◆ REQUIREMENT ◆
Gather from the material every line that contains the string "this".

◆ WORKING DATA ◆

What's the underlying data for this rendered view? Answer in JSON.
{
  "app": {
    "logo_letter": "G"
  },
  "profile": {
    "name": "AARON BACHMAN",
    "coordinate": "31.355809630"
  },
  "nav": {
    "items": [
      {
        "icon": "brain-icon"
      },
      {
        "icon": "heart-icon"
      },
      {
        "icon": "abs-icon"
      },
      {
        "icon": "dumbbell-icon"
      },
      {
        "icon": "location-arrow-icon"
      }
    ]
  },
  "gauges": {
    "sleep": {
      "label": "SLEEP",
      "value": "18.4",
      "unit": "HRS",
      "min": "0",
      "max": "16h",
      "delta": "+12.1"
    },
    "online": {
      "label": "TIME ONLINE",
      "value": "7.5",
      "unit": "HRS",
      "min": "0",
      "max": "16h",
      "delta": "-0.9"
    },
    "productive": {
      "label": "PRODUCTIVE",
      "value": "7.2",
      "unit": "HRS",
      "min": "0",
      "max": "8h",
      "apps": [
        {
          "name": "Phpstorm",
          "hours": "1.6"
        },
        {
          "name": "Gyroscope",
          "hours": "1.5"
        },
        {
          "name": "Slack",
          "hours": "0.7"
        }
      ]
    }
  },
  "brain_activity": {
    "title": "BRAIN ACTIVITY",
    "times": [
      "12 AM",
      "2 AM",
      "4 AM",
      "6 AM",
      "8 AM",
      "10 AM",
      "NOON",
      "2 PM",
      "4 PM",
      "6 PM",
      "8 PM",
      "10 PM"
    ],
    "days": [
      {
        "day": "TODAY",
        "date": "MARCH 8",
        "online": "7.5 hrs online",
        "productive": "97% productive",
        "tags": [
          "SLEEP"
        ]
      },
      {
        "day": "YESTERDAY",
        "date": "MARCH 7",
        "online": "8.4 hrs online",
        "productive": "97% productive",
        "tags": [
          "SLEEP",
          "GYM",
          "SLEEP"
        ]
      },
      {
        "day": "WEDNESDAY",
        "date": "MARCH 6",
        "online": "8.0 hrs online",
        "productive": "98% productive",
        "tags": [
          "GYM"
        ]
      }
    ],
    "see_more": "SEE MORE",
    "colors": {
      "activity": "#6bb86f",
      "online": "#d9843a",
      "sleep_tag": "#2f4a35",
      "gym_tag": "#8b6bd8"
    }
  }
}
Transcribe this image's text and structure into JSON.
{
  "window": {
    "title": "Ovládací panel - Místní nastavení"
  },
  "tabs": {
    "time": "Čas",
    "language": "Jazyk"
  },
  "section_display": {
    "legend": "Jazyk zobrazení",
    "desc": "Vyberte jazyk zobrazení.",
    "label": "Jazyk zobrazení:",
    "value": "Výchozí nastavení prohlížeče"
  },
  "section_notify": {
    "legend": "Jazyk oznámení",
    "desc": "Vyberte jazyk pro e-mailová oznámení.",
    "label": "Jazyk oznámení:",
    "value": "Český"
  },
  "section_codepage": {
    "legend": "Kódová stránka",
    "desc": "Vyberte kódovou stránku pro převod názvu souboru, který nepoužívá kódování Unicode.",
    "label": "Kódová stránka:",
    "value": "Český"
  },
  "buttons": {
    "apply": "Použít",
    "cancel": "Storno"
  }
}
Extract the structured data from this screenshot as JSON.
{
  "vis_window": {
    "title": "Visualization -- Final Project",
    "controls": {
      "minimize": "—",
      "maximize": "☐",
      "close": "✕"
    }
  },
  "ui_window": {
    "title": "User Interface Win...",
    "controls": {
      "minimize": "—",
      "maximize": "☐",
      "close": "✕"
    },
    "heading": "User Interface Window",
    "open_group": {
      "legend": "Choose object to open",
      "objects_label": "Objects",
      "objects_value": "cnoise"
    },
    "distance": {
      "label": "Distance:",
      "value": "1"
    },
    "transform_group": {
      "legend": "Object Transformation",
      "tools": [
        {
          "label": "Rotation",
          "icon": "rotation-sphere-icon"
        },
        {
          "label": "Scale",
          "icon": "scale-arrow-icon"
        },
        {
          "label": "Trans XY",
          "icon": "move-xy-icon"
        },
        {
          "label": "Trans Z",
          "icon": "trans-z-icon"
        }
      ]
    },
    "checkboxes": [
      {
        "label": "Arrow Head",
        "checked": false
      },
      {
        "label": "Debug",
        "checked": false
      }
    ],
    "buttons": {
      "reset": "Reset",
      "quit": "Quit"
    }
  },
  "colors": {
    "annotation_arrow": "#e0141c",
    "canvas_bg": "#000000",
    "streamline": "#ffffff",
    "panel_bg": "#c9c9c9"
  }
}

◆ ANSWER BOX ◆
What's the underlying data for this rendered view? Answer in JSON.
Transcribe this image's text and structure into JSON.
Extract the structured data from this screenshot as JSON.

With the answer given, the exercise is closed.